_Task to complete_.
Only the text of the records belongs in the answer, copied exactly, with every picture omitted.

_Data about app and page elements_.
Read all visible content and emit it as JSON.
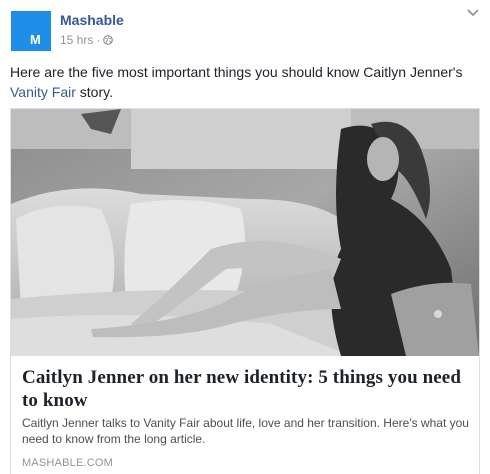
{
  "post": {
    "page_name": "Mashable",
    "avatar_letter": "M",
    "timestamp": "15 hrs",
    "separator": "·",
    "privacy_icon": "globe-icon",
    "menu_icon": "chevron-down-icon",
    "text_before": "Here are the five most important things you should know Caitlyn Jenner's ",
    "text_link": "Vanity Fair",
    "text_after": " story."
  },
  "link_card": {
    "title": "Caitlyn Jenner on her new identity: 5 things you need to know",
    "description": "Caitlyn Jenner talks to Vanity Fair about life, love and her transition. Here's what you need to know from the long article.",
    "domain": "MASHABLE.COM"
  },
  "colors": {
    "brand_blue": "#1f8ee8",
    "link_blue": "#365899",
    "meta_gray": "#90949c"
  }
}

_Exercise response_.
Read all visible content and emit it as JSON.
{
  "post": {
    "page_name": "Mashable",
    "avatar_letter": "M",
    "timestamp": "15 hrs",
    "separator": "·",
    "privacy_icon": "globe-icon",
    "menu_icon": "chevron-down-icon",
    "text_before": "Here are the five most important things you should know Caitlyn Jenner's ",
    "text_link": "Vanity Fair",
    "text_after": " story."
  },
  "link_card": {
    "title": "Caitlyn Jenner on her new identity: 5 things you need to know",
    "description": "Caitlyn Jenner talks to Vanity Fair about life, love and her transition. Here's what you need to know from the long article.",
    "domain": "MASHABLE.COM"
  },
  "colors": {
    "brand_blue": "#1f8ee8",
    "link_blue": "#365899",
    "meta_gray": "#90949c"
  }
}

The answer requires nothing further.